#### Records supplied
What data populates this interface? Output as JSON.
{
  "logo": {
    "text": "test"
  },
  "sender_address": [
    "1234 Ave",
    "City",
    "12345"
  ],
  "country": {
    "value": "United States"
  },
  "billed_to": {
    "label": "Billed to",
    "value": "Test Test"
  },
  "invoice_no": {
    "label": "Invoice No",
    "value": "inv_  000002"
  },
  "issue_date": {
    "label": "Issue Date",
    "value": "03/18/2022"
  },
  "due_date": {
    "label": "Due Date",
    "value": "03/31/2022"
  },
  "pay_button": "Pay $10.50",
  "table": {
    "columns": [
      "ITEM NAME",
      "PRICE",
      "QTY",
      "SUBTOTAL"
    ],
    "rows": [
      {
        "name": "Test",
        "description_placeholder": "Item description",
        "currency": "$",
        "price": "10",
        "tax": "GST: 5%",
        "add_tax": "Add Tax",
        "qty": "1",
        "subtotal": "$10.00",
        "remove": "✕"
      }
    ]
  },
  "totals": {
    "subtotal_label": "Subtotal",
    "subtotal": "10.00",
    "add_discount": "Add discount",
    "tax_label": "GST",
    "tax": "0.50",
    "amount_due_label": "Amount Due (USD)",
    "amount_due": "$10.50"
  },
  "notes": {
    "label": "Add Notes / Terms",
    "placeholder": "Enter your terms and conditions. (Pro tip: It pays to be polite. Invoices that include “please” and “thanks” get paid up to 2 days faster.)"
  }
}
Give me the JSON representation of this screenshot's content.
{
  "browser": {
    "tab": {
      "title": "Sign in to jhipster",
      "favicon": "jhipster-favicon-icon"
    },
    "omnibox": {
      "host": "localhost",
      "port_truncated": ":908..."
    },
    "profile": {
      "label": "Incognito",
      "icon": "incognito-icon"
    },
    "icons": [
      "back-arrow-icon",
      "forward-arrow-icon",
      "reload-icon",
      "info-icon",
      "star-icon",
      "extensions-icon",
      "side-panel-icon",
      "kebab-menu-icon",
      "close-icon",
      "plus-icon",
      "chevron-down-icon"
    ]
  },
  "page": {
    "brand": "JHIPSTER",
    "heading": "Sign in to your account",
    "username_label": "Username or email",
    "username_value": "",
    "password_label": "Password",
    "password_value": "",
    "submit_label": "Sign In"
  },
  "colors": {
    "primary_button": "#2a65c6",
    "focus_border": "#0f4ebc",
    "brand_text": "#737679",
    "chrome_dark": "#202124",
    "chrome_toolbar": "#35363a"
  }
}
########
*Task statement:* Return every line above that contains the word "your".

*Written response:*
    "placeholder": "Enter your terms and conditions. (Pro tip: It pays to be polite. Invoices that include “please” and “thanks” get paid up to 2 days faster.)"
    "heading": "Sign in to your account",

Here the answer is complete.